The chilling of speech has been doubly unconstitutional because it affects the freedom to read opposing views. The First Amendment protects not only the right to express views but also the right to hear what others have to say. Although often presented as a distinct right, the right to hear can be considered an essential element of the right to speak.
People can’t develop their views with any sophistication unless they can consider opinions that enlarge, refine, moderate or challenge their own. So, when government demands the suppression of some speech and chills even more, it reduces the diversity, value and moderation of opinion—and thereby diminishes the opportunity for every individual to develop and express his own considered views. Censorship inhibits the output of critical voices, which lessens Americans’ intellectual input, which in turn limits their intellectual output. Reading and speaking are inextricably linked in conversation.
The chilling of one insightful opinion from a scientist or physician can profoundly alter scientific and medical debate. So can the suppression of one patient’s report of an adverse vaccine event. Therefore, when vast numbers of Americans are chilled in their scientific and medical speech, it dangerously injures all of us, who suffer a diminished opportunity to learn and to reconsider and refine our own views.

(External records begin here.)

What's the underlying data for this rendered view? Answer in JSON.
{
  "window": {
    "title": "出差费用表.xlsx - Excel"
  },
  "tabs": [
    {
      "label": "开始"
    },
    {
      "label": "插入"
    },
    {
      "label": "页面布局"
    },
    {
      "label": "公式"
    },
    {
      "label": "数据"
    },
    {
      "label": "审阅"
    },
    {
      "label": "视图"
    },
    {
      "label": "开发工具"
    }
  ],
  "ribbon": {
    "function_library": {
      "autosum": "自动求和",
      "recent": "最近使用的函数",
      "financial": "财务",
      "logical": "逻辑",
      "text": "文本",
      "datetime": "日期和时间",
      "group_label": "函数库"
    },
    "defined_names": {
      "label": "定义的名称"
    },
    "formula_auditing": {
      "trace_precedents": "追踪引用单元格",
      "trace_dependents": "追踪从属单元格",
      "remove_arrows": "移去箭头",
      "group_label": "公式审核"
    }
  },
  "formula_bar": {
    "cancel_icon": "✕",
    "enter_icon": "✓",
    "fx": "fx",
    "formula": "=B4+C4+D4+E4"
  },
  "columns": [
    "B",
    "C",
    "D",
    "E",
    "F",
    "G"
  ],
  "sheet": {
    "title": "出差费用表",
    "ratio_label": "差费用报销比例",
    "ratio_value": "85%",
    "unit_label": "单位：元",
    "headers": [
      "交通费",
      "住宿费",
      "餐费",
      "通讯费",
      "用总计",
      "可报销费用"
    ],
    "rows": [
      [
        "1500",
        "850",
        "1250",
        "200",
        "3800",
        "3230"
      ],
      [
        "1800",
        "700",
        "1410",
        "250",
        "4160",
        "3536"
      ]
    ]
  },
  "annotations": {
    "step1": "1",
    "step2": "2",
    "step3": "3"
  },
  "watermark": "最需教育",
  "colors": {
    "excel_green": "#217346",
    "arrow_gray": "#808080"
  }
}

Professor Philip Hamburger is a professor at Columbia and is the CEO of the New Civil Liberties Alliance. His op-ed is worth a read.